TASK INSTRUCTIONS: Return every line below in which "Enable" appears.

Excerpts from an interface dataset
==========

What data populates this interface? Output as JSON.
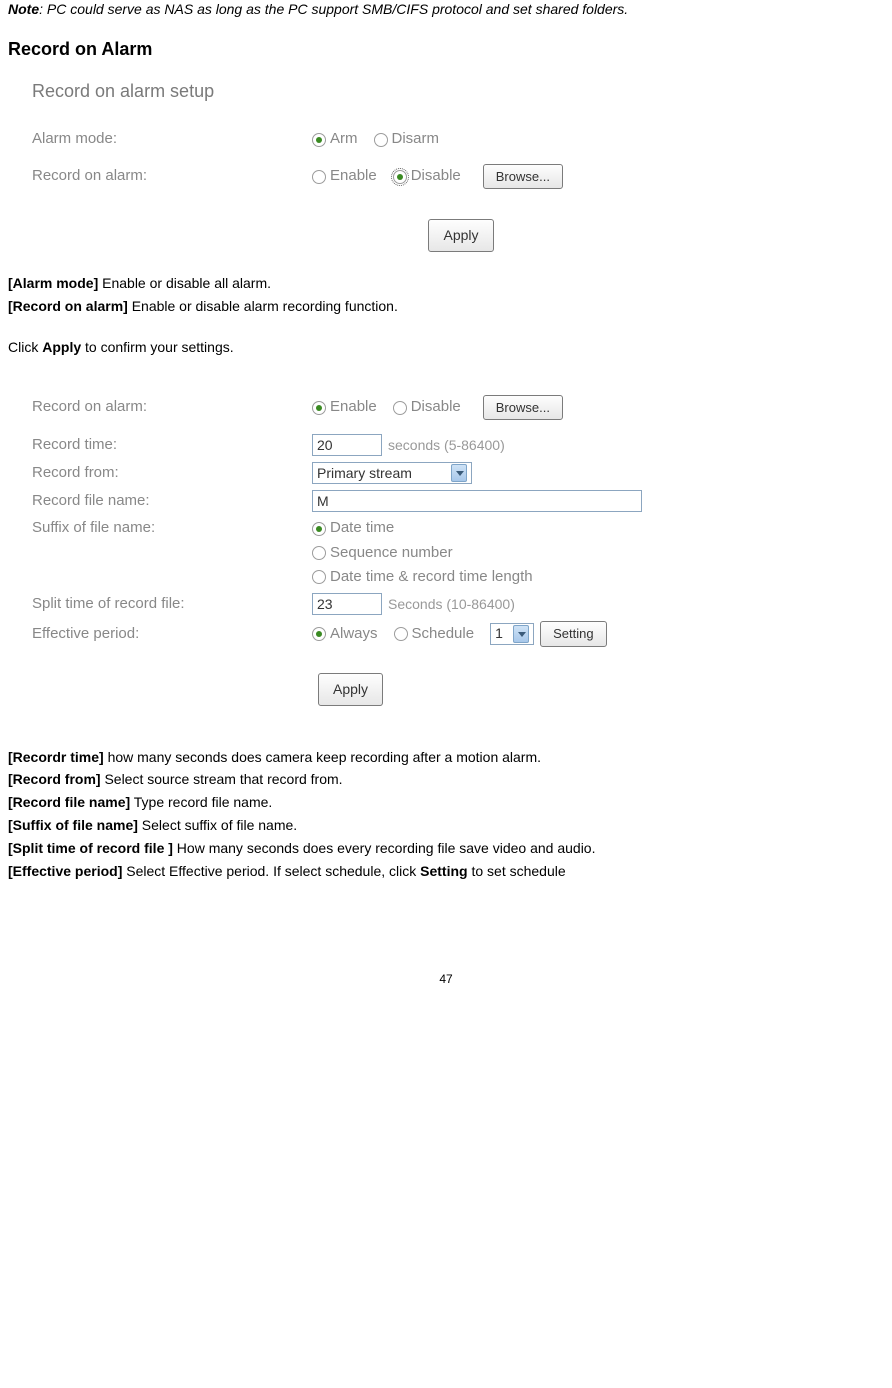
{
  "note": {
    "label": "Note",
    "text": ": PC could serve as NAS as long as the PC support SMB/CIFS protocol and set shared folders."
  },
  "section_title": "Record on Alarm",
  "shot1": {
    "title": "Record on alarm setup",
    "alarm_mode_label": "Alarm mode:",
    "arm": "Arm",
    "disarm": "Disarm",
    "record_on_alarm_label": "Record on alarm:",
    "enable": "Enable",
    "disable": "Disable",
    "browse": "Browse...",
    "apply": "Apply"
  },
  "desc1": {
    "alarm_mode_b": "[Alarm mode]",
    "alarm_mode_t": " Enable or disable all alarm.",
    "record_on_alarm_b": "[Record on alarm]",
    "record_on_alarm_t": " Enable or disable alarm recording function.",
    "apply_line_pre": "Click ",
    "apply_b": "Apply",
    "apply_line_post": " to confirm your settings."
  },
  "shot2": {
    "record_on_alarm_label": "Record on alarm:",
    "enable": "Enable",
    "disable": "Disable",
    "browse": "Browse...",
    "record_time_label": "Record time:",
    "record_time_value": "20",
    "record_time_hint": "seconds (5-86400)",
    "record_from_label": "Record from:",
    "record_from_value": "Primary stream",
    "file_name_label": "Record file name:",
    "file_name_value": "M",
    "suffix_label": "Suffix of file name:",
    "suffix_opt1": "Date time",
    "suffix_opt2": "Sequence number",
    "suffix_opt3": "Date time & record time length",
    "split_label": "Split time of record file:",
    "split_value": "23",
    "split_hint": "Seconds (10-86400)",
    "effective_label": "Effective period:",
    "eff_always": "Always",
    "eff_schedule": "Schedule",
    "eff_select_value": "1",
    "setting": "Setting",
    "apply": "Apply"
  },
  "desc2": {
    "rec_time_b": "[Recordr time]",
    "rec_time_t": " how many seconds does camera keep recording after a motion alarm.",
    "rec_from_b": "[Record from]",
    "rec_from_t": " Select source stream that record from.",
    "file_name_b": "[Record file name]",
    "file_name_t": " Type record file name.",
    "suffix_b": "[Suffix of file name]",
    "suffix_t": " Select suffix of file name.",
    "split_b": "[Split time of record file ]",
    "split_t": " How many seconds does every recording file save video and audio.",
    "eff_b": "[Effective period]",
    "eff_t_pre": " Select Effective period. If select schedule, click ",
    "eff_setting_b": "Setting",
    "eff_t_post": " to set schedule"
  },
  "page_number": "47"
}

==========

RESULT OF THE TASK:
    "enable": "Enable",
    "alarm_mode_t": " Enable or disable all alarm.",
    "record_on_alarm_t": " Enable or disable alarm recording function.",
    "enable": "Enable",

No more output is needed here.